"The host family program is a very important piece to help our players get involved and acclimated to our community," said Chris Duff, Spokane Indians General Manager. "It's really valuable to the Rangers knowing that their players are looked after and a great experience for the families."
Although fans often think of professional baseball players' lives as glamorous, they're anything but in short-season baseball. The grueling 76-game schedule, which starts right after the college baseball season ends, features countless long bus rides that often stretch into the wee hours of the morning. For the players, having somewhere they can call home for the summer helps to ease the physical and mental demands as they begin a new chapter in their careers. The transition from college or high school to professional baseball can be daunting and the support of host families plays a crucial role in the success of players in Spokane.
Even though the Indians season is short, running from mid June until early September, bonds formed between players and host families can last a lifetime. Several Spokane families travel to Spring Training every year to catch up with their summer house guests and former players often remember host families as a highlight of their time in the Inland Northwest.
"One of my best off the field memories was getting to meet and stay with family hosts Jon and Betty White [in 2011]," said Philadelphia Phillies pitcher and former Indians player, Jerad Eickhoff . "They were really good to me, and I know Jon has already been missed and will be missed by a lot of people."
Bob Johnson, who has been in charge of the host family program for the past 13-14 years, said that hosting players is a great way for families to meet people from all around the world. It also gives the host families an extra rooting interest at games with a player they know personally taking the field for the Indians at Avista Stadium. Johnson has hosted players himself for nearly two decades, and has formed new friendships all around the world, spending time with former players and their families in Colorado, New Jersey, Florida and even Tokyo, Japan.

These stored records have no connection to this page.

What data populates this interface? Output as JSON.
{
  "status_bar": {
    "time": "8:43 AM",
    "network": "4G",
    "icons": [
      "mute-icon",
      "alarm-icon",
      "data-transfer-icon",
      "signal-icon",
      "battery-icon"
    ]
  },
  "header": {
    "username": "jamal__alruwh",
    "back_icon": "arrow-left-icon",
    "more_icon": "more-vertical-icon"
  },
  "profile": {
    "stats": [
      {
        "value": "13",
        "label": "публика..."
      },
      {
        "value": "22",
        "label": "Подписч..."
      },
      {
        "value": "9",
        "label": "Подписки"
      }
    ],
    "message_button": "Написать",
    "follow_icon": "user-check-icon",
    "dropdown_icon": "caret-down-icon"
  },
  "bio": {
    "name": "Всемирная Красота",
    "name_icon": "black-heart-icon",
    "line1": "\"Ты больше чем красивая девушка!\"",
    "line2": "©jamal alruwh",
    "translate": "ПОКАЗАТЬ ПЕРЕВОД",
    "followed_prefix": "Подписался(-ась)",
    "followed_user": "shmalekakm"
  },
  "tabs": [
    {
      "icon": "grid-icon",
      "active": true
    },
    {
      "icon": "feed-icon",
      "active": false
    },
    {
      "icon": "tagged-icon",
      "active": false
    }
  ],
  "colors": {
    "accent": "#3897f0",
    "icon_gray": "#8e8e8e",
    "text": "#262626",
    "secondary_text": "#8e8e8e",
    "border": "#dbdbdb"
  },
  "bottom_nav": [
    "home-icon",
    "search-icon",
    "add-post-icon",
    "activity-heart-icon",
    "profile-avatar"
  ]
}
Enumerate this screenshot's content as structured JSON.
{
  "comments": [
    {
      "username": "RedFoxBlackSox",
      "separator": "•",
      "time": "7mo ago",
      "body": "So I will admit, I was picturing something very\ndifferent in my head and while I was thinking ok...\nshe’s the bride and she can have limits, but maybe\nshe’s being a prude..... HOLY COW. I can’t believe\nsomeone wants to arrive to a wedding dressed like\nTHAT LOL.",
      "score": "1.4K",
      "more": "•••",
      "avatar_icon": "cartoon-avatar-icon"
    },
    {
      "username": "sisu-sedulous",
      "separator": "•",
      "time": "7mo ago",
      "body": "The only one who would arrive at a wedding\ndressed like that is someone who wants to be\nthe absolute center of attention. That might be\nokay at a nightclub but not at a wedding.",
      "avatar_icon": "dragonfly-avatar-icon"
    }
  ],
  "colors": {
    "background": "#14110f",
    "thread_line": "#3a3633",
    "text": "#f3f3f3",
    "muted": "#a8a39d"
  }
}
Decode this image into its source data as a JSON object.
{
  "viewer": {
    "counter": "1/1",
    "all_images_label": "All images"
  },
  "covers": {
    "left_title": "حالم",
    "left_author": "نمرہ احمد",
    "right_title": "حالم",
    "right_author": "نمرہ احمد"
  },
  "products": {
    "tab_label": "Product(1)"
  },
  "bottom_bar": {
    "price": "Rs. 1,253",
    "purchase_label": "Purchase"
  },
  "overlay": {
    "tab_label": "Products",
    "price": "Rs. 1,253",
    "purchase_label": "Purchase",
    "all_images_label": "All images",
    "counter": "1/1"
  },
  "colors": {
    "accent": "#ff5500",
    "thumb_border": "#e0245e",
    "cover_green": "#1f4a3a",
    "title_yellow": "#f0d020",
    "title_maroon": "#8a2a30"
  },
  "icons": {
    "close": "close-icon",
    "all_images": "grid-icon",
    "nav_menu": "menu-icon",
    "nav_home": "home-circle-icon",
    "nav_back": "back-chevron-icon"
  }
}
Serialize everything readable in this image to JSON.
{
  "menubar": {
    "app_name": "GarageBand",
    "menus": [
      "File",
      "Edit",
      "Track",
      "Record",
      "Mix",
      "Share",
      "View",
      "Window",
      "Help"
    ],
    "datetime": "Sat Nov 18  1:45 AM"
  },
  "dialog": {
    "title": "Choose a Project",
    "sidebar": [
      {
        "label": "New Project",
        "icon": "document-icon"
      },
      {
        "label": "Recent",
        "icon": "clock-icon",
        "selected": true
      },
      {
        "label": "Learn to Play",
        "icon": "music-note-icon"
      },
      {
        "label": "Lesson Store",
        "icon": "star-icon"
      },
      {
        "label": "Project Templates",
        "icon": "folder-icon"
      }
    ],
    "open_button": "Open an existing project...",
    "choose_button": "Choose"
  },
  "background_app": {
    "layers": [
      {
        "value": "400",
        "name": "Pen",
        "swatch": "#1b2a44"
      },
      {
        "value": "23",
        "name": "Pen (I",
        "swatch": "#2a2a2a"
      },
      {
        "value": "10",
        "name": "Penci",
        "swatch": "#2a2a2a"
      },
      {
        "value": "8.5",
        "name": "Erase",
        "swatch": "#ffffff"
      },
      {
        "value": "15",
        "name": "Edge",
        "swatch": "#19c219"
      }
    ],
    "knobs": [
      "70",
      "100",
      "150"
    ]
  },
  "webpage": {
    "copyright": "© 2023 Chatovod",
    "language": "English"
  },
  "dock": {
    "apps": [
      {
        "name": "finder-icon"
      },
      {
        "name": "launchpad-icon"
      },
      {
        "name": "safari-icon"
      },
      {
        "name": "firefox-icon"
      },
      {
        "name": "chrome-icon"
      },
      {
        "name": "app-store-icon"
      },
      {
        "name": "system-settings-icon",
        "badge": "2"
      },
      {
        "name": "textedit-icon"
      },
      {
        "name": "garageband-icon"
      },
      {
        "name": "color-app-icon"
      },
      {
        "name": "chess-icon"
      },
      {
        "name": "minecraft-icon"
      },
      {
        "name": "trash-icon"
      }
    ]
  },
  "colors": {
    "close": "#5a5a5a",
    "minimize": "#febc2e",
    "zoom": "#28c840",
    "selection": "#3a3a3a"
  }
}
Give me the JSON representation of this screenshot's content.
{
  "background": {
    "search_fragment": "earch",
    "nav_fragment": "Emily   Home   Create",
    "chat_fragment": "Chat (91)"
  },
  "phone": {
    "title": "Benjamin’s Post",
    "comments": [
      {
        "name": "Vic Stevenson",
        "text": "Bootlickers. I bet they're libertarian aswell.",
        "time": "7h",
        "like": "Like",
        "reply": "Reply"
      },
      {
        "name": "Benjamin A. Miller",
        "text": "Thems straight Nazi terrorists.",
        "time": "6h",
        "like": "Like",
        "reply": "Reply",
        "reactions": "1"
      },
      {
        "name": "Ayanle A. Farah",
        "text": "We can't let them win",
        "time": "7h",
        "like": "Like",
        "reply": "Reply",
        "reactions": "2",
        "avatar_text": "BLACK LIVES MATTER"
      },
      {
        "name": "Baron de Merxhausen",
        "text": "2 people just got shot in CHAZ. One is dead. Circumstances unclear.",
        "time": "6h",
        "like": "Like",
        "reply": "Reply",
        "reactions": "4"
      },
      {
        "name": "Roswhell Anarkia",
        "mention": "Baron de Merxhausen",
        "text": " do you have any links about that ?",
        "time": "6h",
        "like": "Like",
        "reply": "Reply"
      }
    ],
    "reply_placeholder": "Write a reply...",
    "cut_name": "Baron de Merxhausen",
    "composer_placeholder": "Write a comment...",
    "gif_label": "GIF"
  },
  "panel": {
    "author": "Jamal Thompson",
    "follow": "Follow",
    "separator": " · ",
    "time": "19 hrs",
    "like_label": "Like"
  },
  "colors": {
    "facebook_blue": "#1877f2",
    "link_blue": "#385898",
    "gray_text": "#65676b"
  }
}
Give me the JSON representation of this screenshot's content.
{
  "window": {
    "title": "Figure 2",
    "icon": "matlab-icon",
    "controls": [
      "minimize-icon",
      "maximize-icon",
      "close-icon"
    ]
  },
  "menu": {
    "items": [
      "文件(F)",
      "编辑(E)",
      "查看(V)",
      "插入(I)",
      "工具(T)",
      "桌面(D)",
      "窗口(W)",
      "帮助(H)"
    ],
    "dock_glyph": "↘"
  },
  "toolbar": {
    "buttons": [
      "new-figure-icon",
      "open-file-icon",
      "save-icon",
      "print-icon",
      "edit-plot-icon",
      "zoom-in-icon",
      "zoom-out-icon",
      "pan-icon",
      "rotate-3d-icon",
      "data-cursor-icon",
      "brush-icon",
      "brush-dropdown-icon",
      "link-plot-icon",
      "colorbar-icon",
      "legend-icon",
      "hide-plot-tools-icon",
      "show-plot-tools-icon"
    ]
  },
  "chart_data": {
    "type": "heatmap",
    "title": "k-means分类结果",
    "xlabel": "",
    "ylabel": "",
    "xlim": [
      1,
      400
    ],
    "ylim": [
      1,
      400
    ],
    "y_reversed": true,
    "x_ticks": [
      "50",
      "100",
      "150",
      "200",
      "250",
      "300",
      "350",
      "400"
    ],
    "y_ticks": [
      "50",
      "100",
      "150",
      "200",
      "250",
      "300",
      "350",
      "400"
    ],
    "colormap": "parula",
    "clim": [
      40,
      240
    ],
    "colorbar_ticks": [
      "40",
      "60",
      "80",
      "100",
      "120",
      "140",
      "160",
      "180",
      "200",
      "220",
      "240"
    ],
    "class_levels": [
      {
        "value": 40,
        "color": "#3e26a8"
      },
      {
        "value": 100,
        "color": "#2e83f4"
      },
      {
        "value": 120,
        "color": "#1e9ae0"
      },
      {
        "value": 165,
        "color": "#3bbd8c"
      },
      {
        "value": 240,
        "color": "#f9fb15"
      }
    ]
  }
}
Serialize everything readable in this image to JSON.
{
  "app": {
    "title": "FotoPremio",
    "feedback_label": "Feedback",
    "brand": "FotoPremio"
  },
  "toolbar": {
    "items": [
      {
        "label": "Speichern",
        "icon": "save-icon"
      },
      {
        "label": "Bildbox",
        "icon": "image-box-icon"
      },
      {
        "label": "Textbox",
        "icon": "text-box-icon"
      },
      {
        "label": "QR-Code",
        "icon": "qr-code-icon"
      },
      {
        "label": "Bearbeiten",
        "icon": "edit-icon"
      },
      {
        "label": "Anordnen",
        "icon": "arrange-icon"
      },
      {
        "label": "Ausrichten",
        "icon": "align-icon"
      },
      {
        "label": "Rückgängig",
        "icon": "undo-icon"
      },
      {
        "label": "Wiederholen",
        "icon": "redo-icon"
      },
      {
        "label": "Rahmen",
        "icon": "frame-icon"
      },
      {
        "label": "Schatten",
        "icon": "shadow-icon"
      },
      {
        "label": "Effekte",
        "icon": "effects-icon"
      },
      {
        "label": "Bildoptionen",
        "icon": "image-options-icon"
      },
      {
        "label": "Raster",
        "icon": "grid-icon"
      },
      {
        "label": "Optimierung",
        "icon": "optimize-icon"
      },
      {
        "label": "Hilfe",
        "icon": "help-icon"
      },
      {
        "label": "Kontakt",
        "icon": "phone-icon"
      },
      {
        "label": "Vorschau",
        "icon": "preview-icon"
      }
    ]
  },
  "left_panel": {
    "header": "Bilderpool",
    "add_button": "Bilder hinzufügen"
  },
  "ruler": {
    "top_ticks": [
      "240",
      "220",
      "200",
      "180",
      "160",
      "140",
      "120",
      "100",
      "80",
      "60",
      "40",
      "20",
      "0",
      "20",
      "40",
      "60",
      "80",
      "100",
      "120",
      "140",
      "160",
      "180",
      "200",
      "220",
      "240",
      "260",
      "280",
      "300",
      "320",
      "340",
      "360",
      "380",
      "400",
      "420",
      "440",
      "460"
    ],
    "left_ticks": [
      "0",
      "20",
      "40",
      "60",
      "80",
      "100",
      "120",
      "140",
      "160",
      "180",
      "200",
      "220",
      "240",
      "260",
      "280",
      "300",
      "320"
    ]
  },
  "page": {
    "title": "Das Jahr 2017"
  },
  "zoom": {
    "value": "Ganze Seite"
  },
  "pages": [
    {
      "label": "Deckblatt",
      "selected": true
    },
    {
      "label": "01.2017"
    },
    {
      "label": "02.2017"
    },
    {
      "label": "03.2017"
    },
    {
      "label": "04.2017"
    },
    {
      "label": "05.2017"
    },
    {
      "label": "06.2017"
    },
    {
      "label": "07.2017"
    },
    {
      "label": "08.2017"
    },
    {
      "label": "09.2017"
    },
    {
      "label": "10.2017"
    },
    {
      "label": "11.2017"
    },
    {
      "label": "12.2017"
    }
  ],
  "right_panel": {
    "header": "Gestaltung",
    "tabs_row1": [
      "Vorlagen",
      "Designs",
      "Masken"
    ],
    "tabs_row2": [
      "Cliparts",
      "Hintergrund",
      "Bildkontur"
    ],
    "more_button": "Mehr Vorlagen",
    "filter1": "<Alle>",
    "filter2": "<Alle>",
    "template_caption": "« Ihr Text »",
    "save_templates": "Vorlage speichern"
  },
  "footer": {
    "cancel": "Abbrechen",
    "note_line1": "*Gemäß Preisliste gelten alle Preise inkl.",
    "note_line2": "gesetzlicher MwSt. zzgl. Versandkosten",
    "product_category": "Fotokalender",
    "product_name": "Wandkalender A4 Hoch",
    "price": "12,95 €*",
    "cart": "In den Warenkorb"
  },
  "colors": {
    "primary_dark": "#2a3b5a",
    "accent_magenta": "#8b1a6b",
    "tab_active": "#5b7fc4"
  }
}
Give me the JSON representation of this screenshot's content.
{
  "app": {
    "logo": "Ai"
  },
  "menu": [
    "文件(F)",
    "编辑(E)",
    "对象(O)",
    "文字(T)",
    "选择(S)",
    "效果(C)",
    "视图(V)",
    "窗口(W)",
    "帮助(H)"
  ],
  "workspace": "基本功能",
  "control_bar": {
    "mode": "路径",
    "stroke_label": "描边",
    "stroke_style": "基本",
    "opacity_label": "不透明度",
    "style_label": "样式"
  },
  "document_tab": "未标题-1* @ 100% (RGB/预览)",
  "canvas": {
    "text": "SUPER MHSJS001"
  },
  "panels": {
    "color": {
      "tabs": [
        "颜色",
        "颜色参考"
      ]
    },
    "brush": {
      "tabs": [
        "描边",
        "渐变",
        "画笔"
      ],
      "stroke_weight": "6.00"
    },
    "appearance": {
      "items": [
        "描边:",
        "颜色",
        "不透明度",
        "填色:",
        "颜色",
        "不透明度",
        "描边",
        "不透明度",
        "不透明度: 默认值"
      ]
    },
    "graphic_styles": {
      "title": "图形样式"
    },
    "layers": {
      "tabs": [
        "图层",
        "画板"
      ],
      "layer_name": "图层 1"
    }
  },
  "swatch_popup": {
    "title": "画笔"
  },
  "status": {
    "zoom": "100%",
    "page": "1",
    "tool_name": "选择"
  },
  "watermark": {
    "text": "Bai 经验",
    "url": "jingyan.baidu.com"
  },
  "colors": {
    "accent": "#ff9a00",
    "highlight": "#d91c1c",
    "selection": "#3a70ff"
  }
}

Host families might not ever get the credit they deserve, but they provide an invaluable service to the team and make a real difference in the lives of these young men. So here's to you host families - the real Northwest League MVPs.
Would you like to meet players from around the globe, make lifelong friends and possibly host a future major leaguer? Then contact Bob Johnson about becoming a host family at email@example.com.
This story was not subject to the approval of the National Association of Professional Baseball Leagues or its clubs.